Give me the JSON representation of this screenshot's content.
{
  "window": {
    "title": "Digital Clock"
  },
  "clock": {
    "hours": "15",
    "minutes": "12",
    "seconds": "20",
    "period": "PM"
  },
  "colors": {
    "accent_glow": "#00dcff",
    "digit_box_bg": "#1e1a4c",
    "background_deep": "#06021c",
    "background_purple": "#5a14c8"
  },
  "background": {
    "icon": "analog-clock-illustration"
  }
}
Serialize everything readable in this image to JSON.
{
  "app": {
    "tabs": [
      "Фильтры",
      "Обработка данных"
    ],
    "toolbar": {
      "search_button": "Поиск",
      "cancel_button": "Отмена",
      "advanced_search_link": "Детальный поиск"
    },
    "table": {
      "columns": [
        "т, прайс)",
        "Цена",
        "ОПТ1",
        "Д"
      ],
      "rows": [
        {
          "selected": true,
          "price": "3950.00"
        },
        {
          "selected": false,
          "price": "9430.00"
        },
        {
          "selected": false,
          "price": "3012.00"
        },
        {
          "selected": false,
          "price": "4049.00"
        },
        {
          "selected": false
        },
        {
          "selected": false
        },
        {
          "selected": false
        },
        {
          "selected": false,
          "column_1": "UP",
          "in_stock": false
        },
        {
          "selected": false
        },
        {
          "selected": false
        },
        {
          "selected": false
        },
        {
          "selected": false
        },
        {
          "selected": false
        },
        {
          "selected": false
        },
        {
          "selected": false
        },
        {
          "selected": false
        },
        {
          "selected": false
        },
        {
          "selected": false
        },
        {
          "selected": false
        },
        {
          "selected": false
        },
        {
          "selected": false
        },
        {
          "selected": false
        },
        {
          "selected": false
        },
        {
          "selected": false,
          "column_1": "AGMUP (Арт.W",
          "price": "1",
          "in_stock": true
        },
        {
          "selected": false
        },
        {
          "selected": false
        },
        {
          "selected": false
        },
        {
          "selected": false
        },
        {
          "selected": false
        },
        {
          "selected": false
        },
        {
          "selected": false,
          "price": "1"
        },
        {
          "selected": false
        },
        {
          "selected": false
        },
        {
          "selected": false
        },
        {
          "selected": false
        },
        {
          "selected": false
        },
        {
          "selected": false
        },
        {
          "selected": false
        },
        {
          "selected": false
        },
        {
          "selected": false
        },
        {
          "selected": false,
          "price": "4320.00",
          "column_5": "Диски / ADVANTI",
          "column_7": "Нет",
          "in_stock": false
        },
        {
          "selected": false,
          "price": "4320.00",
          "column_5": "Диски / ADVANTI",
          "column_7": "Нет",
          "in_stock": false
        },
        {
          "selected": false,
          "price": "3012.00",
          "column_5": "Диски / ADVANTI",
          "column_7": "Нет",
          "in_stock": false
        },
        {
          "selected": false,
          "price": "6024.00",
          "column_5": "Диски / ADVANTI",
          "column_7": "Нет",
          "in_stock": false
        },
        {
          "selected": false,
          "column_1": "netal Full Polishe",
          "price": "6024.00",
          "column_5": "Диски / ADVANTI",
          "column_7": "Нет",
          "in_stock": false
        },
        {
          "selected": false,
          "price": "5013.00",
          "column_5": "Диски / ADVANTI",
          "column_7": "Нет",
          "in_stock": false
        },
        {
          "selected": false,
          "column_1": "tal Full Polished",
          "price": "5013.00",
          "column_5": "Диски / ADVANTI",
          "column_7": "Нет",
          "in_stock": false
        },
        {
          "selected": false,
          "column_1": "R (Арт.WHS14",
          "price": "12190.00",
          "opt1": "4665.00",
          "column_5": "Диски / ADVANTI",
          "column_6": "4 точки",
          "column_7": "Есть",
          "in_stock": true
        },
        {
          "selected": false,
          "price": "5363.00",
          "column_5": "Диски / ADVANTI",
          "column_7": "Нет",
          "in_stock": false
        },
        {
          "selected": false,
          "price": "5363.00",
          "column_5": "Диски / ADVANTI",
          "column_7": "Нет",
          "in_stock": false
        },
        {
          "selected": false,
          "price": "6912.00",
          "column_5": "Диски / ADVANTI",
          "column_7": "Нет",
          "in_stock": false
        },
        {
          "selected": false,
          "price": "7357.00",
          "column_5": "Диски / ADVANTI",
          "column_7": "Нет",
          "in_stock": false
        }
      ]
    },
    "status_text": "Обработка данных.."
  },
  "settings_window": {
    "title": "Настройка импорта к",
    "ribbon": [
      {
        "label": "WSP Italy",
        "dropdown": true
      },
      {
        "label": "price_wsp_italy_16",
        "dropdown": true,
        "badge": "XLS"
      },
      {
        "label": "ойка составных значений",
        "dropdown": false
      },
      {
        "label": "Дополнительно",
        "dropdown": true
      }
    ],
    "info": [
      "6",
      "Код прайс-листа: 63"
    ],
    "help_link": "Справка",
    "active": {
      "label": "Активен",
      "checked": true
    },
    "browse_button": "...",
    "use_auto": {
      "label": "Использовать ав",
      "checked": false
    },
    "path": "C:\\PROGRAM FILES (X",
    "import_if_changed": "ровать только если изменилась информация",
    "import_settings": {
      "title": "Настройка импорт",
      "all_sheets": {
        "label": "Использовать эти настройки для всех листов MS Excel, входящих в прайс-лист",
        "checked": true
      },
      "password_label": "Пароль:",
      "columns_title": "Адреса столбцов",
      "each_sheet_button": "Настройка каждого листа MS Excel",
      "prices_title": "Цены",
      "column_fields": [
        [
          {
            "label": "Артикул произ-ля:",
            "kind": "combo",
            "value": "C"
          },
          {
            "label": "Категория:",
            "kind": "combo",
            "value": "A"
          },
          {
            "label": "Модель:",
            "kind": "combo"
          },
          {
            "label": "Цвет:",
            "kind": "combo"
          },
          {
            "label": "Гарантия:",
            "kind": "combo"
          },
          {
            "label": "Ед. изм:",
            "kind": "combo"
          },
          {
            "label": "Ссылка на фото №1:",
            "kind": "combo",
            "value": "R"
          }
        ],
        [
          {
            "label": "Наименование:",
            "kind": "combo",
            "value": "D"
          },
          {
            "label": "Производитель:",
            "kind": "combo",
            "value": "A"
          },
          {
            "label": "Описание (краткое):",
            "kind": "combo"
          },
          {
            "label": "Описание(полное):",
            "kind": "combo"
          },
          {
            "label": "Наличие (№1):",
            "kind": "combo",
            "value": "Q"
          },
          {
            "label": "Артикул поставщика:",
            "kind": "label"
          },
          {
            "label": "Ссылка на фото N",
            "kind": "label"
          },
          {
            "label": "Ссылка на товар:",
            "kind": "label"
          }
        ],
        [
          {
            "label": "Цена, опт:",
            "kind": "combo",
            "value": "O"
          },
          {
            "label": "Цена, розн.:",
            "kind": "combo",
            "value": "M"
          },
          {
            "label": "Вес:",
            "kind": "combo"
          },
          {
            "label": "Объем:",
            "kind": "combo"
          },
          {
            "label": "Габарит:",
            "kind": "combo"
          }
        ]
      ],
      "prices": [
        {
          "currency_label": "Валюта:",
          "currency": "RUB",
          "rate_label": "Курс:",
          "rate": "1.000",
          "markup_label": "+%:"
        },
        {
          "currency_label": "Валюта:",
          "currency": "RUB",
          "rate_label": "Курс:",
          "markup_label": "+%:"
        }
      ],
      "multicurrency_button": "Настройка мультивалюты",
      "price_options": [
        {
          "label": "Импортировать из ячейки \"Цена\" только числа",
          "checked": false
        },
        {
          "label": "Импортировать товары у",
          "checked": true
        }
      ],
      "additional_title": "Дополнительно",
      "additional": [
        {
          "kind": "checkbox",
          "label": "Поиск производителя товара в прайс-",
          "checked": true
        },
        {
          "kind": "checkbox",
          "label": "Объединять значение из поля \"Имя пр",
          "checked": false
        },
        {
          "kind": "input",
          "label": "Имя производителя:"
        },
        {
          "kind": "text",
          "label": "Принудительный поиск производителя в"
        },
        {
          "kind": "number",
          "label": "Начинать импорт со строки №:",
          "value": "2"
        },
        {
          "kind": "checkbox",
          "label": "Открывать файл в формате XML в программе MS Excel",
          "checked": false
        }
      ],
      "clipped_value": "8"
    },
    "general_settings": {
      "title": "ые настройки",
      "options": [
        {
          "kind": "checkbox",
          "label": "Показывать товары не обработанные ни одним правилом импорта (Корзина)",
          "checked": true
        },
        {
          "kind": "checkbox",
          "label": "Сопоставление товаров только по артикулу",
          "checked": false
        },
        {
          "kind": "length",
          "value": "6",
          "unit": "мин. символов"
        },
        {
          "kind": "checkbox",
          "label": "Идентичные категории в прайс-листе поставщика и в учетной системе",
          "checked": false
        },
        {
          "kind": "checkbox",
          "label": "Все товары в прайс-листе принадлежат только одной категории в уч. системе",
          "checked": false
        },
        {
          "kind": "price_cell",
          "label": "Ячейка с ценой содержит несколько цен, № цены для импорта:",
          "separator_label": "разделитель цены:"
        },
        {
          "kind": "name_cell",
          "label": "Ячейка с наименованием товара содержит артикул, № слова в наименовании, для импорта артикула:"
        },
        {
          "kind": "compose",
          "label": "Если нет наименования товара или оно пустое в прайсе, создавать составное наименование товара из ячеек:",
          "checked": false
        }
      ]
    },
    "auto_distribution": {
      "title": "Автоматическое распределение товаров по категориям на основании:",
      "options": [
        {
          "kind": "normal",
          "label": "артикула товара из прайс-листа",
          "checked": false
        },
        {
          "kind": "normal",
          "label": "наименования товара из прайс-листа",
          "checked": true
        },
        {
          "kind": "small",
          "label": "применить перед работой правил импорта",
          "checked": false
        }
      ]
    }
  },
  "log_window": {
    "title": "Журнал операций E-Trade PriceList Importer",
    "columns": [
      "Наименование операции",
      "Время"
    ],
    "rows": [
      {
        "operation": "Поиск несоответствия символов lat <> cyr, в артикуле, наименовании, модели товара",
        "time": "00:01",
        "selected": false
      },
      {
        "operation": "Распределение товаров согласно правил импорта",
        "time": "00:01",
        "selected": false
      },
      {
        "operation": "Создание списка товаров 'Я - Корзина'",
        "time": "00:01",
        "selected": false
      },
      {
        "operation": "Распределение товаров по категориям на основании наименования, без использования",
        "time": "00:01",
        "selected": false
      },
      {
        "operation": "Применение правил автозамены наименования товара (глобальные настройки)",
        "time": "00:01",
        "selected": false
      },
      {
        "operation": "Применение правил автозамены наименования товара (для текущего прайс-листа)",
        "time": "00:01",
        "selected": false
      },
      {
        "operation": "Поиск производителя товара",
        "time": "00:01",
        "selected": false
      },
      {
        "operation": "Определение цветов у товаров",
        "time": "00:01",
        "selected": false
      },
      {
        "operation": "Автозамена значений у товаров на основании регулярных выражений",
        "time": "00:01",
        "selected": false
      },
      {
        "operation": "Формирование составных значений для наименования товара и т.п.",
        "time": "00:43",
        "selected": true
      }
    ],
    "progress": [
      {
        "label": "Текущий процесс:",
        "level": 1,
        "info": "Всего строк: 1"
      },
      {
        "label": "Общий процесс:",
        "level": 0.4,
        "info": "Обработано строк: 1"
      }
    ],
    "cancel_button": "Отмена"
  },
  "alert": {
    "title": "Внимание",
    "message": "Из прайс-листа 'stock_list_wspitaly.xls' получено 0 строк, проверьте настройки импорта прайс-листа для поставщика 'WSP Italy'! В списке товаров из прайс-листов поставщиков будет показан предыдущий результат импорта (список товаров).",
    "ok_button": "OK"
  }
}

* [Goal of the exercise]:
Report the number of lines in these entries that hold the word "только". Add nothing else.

* [Exercise output]:
4